A popular choice for small time investments in precious metals would be silver. Its price is very low, especially when compared to that of gold or platinum. Currently a troy ounce of silver will cost you around 28$, when you compare that to current prices of platinum and gold, which would be 1375$ and 1558$ per troy ounce, respectively, you can see how silver is great for someone who isn’t able to afford large sums of money that the big two, gold and platinum require in order to invest in them. Unfortunately next to this advantage that silver has, there’s another disadvantage, scams. Not only because of high popularity that silver enjoys, but also because it’s very easy to create silver imitations from base metals that are similar to it, or to create silver plating.

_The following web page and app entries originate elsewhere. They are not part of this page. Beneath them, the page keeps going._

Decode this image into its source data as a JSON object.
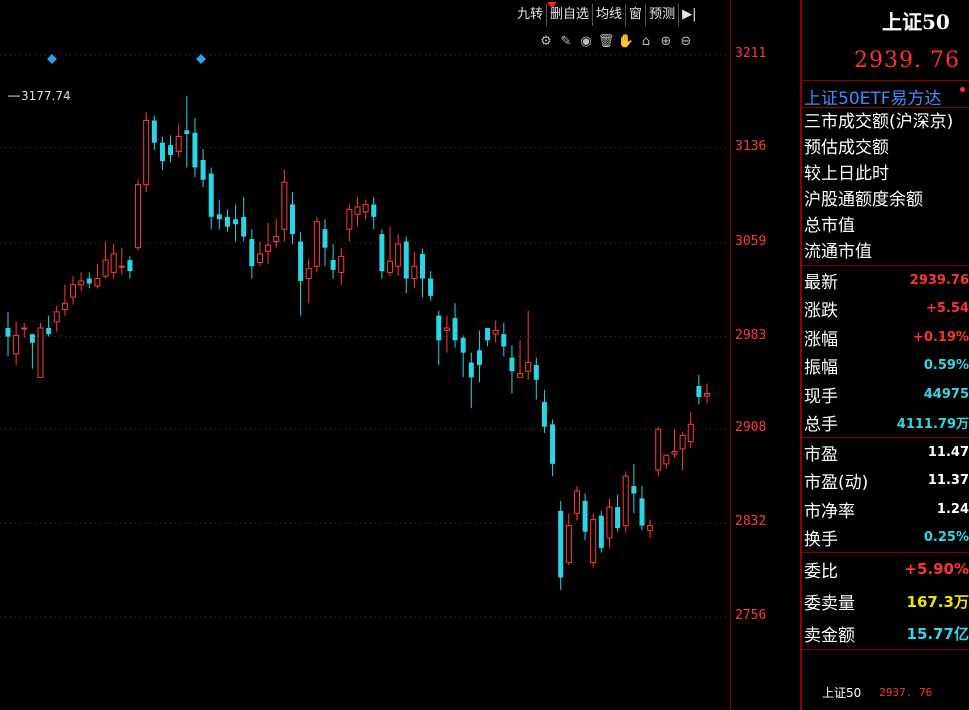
{
  "toolbar": {
    "buttons": [
      "九转",
      "删自选",
      "均线",
      "窗",
      "预测"
    ],
    "pin_icon": "pin-right-icon"
  },
  "draw_tools": [
    {
      "name": "settings-icon",
      "glyph": "⚙"
    },
    {
      "name": "pen-icon",
      "glyph": "✎"
    },
    {
      "name": "eye-icon",
      "glyph": "◉"
    },
    {
      "name": "trash-icon",
      "glyph": "🗑"
    },
    {
      "name": "hand-icon",
      "glyph": "✋"
    },
    {
      "name": "lock-icon",
      "glyph": "⌂"
    },
    {
      "name": "zoom-in-icon",
      "glyph": "⊕"
    },
    {
      "name": "zoom-out-icon",
      "glyph": "⊖"
    }
  ],
  "price_axis": {
    "labels": [
      "3211",
      "3136",
      "3059",
      "2983",
      "2908",
      "2832",
      "2756"
    ],
    "values": [
      3211,
      3136,
      3059,
      2983,
      2908,
      2832,
      2756
    ]
  },
  "chart_data": {
    "type": "candlestick",
    "high_marker": {
      "label": "3177.74",
      "value": 3177.74
    },
    "diamond_markers": 2,
    "up_color": "#ff3b3b",
    "down_color": "#29d6e6",
    "candles": [
      [
        2990,
        2983,
        3003,
        2967
      ],
      [
        2969,
        2984,
        2995,
        2960
      ],
      [
        2990,
        2990,
        2994,
        2982
      ],
      [
        2985,
        2978,
        2985,
        2957
      ],
      [
        2950,
        2990,
        2994,
        2950
      ],
      [
        2990,
        2985,
        3000,
        2983
      ],
      [
        2995,
        3003,
        3008,
        2987
      ],
      [
        3005,
        3010,
        3025,
        3000
      ],
      [
        3015,
        3025,
        3032,
        3009
      ],
      [
        3025,
        3028,
        3035,
        3020
      ],
      [
        3030,
        3026,
        3035,
        3022
      ],
      [
        3024,
        3030,
        3042,
        3022
      ],
      [
        3032,
        3045,
        3060,
        3030
      ],
      [
        3035,
        3050,
        3058,
        3030
      ],
      [
        3040,
        3040,
        3055,
        3033
      ],
      [
        3045,
        3036,
        3048,
        3030
      ],
      [
        3055,
        3106,
        3110,
        3053
      ],
      [
        3106,
        3158,
        3165,
        3100
      ],
      [
        3158,
        3140,
        3162,
        3134
      ],
      [
        3140,
        3125,
        3145,
        3118
      ],
      [
        3138,
        3130,
        3146,
        3124
      ],
      [
        3133,
        3145,
        3155,
        3128
      ],
      [
        3150,
        3147,
        3178,
        3120
      ],
      [
        3148,
        3120,
        3160,
        3112
      ],
      [
        3126,
        3110,
        3135,
        3104
      ],
      [
        3115,
        3080,
        3120,
        3070
      ],
      [
        3082,
        3078,
        3094,
        3070
      ],
      [
        3080,
        3072,
        3086,
        3068
      ],
      [
        3078,
        3074,
        3090,
        3060
      ],
      [
        3080,
        3064,
        3096,
        3060
      ],
      [
        3062,
        3040,
        3070,
        3030
      ],
      [
        3043,
        3050,
        3060,
        3040
      ],
      [
        3052,
        3057,
        3075,
        3042
      ],
      [
        3060,
        3064,
        3078,
        3055
      ],
      [
        3070,
        3108,
        3118,
        3060
      ],
      [
        3090,
        3066,
        3100,
        3058
      ],
      [
        3060,
        3028,
        3068,
        3000
      ],
      [
        3030,
        3038,
        3046,
        3010
      ],
      [
        3040,
        3076,
        3080,
        3035
      ],
      [
        3070,
        3055,
        3078,
        3040
      ],
      [
        3045,
        3037,
        3058,
        3030
      ],
      [
        3035,
        3048,
        3055,
        3025
      ],
      [
        3070,
        3086,
        3090,
        3060
      ],
      [
        3082,
        3088,
        3096,
        3072
      ],
      [
        3084,
        3090,
        3094,
        3078
      ],
      [
        3090,
        3080,
        3096,
        3070
      ],
      [
        3066,
        3036,
        3070,
        3030
      ],
      [
        3035,
        3044,
        3072,
        3032
      ],
      [
        3040,
        3058,
        3066,
        3032
      ],
      [
        3060,
        3030,
        3064,
        3018
      ],
      [
        3030,
        3040,
        3052,
        3022
      ],
      [
        3050,
        3030,
        3054,
        3015
      ],
      [
        3030,
        3016,
        3036,
        3012
      ],
      [
        3000,
        2980,
        3004,
        2960
      ],
      [
        2988,
        2990,
        3000,
        2970
      ],
      [
        2998,
        2980,
        3010,
        2974
      ],
      [
        2982,
        2970,
        2984,
        2950
      ],
      [
        2962,
        2950,
        2970,
        2925
      ],
      [
        2972,
        2960,
        2988,
        2946
      ],
      [
        2990,
        2980,
        2990,
        2975
      ],
      [
        2985,
        2988,
        2996,
        2978
      ],
      [
        2985,
        2975,
        2994,
        2967
      ],
      [
        2966,
        2955,
        2976,
        2937
      ],
      [
        2950,
        2953,
        2980,
        2952
      ],
      [
        2955,
        2962,
        3004,
        2948
      ],
      [
        2960,
        2948,
        2966,
        2932
      ],
      [
        2930,
        2910,
        2940,
        2905
      ],
      [
        2912,
        2880,
        2916,
        2870
      ],
      [
        2842,
        2788,
        2850,
        2778
      ],
      [
        2800,
        2830,
        2840,
        2798
      ],
      [
        2840,
        2858,
        2862,
        2834
      ],
      [
        2850,
        2825,
        2856,
        2818
      ],
      [
        2800,
        2835,
        2840,
        2796
      ],
      [
        2838,
        2812,
        2842,
        2808
      ],
      [
        2820,
        2845,
        2852,
        2812
      ],
      [
        2845,
        2828,
        2855,
        2825
      ],
      [
        2830,
        2870,
        2874,
        2824
      ],
      [
        2862,
        2856,
        2880,
        2840
      ],
      [
        2852,
        2830,
        2862,
        2826
      ],
      [
        2826,
        2830,
        2835,
        2820
      ],
      [
        2875,
        2908,
        2910,
        2870
      ],
      [
        2880,
        2887,
        2888,
        2876
      ],
      [
        2888,
        2890,
        2908,
        2885
      ],
      [
        2892,
        2903,
        2906,
        2875
      ],
      [
        2898,
        2912,
        2922,
        2893
      ],
      [
        2943,
        2934,
        2952,
        2928
      ],
      [
        2935,
        2937,
        2945,
        2929
      ]
    ]
  },
  "quote": {
    "title": "上证50",
    "price": "2939. 76",
    "etf_label": "上证50ETF易方达",
    "info_lines": [
      "三市成交额(沪深京)",
      "预估成交额",
      "较上日此时",
      "沪股通额度余额",
      "总市值",
      "流通市值"
    ],
    "rows1": [
      {
        "label": "最新",
        "value": "2939.76",
        "color": "red"
      },
      {
        "label": "涨跌",
        "value": "+5.54",
        "color": "red"
      },
      {
        "label": "涨幅",
        "value": "+0.19%",
        "color": "red"
      },
      {
        "label": "振幅",
        "value": "0.59%",
        "color": "cyan"
      },
      {
        "label": "现手",
        "value": "44975",
        "color": "cyan"
      },
      {
        "label": "总手",
        "value": "4111.79万",
        "color": "cyan"
      }
    ],
    "rows2": [
      {
        "label": "市盈",
        "value": "11.47",
        "color": "white"
      },
      {
        "label": "市盈(动)",
        "value": "11.37",
        "color": "white"
      },
      {
        "label": "市净率",
        "value": "1.24",
        "color": "white"
      },
      {
        "label": "换手",
        "value": "0.25%",
        "color": "cyan"
      }
    ],
    "rows3": [
      {
        "label": "委比",
        "value": "+5.90%",
        "color": "red"
      },
      {
        "label": "委卖量",
        "value": "167.3万",
        "color": "yellow"
      },
      {
        "label": "卖金额",
        "value": "15.77亿",
        "color": "cyan"
      }
    ],
    "footer_name": "上证50",
    "footer_value": "2937. 76"
  }
}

Anyone that would actually like to invest in silver needs to become familiar with at least the basic tricks of how to detect impostors, something that can be done quickly during the trade, that’s exactly where we’re gonna start and move on to more complicated tests, which are more conclusive. First thing that you need to look up would be the marking. Majority of precious metals, silver included, have purity markings on them. Most silver that’s in circulation out there is an alloy called Sterling silver, which would mean that it’s at least 92.5% pure. Because of that, on majority of real silver markings you’re gonna see words “Sterling” stamped on them, either that or numbers 92, 92.5 or 925. Depending on the item that you’re checking marking is placed on different places. If you are buying silver jewelery, marking should be located somewhere where people cannot see it, in order for it not to ruin the overall appeal of the piece. If it’s ring look it up somewhere on the inside of it, bullion bars and coins will of course have the marking on it’s face, since they really aren’t bought for their beauty, and of course bullion will have higher purity, it would fall somewhere in the .999 purity grade.

Be mindful of the price that the buyer is asking for, if it’s lower than what the market price of silver is then you can be sure that something’s wrong. Price of silver is the same everywhere in the world, and chances of you finding someone who’s in the position to ask less money for silver than what the markets demand for it are practically non-existent. Someone who does ask lower amounts of money is eager to sell it, because they know that even at lower prices, they will make money since what they are selling is only silver plating. Silver plating is the second most popular form in which silver can be found. Silver plate doesn’t have any kind of value, it should only be bought for personal use, not for reselling. It too is marked with words Plate and investors in silver will not be interested to buy it, maybe if it has collectors value, which is highly doubtful, so by all means when investing try to avoid buying plating, either intentionally or unintentionally. A handy thing to know in order to avoid silver plated items would that silver plating is more shinier than actual silver, in order for it to be more appealing to potential buyers. Real silver has a dull, lifeless color, which you should be able to detect, with time and practice at least.

All of the tests that we talked about up until now, even though they can be helpful, they aren’t really reliable. For example you might find older silver which was cast before the marking system was introduced, and since it doesn’t have any markings you would reject it as fake. The same thing could happen with silver that has a marking, the marking can also be faked, so the best thing would be to use some of the following tests.

Silver like almost every other precious metal doesn’t react to magnets. This could be used to eliminate a large number of fake pieces, because base metals that are used in the imitations will react to a magnet. Popular magnets which are used would be the so called rare earth magnets, neodymium for example, but there really isn’t any need searching for this type of a magnet, you could use any standard magnet, maybe a bit stronger in order to penetrate items which are more heavily plated. There are ways of how even the magnet test can be fooled, but it’s really not profitable at all to use it for silver because of low price that silver fetches, it’s a whole different story for gold, platinum and others that have a high price. To administer the test simply put a silver piece close to the magnet and see if it will be drawn to it, if it does, you know that it’s not silver.

Now onto something a little bit more destructive, the acid test. This test is as conclusive as the magnet test, probably a bit more, but it does have one disadvantage, the silver piece that’s being tested has to be slightly damaged. Damaged how, you now must be wondering. Well the way that this test is performed you need to scratch a small sample of it on a scratching stone and on that sample acid is poured. After that the acid will change color and you need to take the color chart which came with the testing kit in order to determine if the silver is really silver and even to get a ballpark figure of what kind of purity the silver has.

The ultimate advice to avoid getting scammed which has been repeated here numerous times would be to simply buy silver from reputed dealers, like us. Like we said, don’t be fooled by extremely low prices, because that’s how people get suckered in the most. If you can try to detect fake silver with non-destructive methods, that way you’ll preserve its value and in case of jewelery their beauty as well.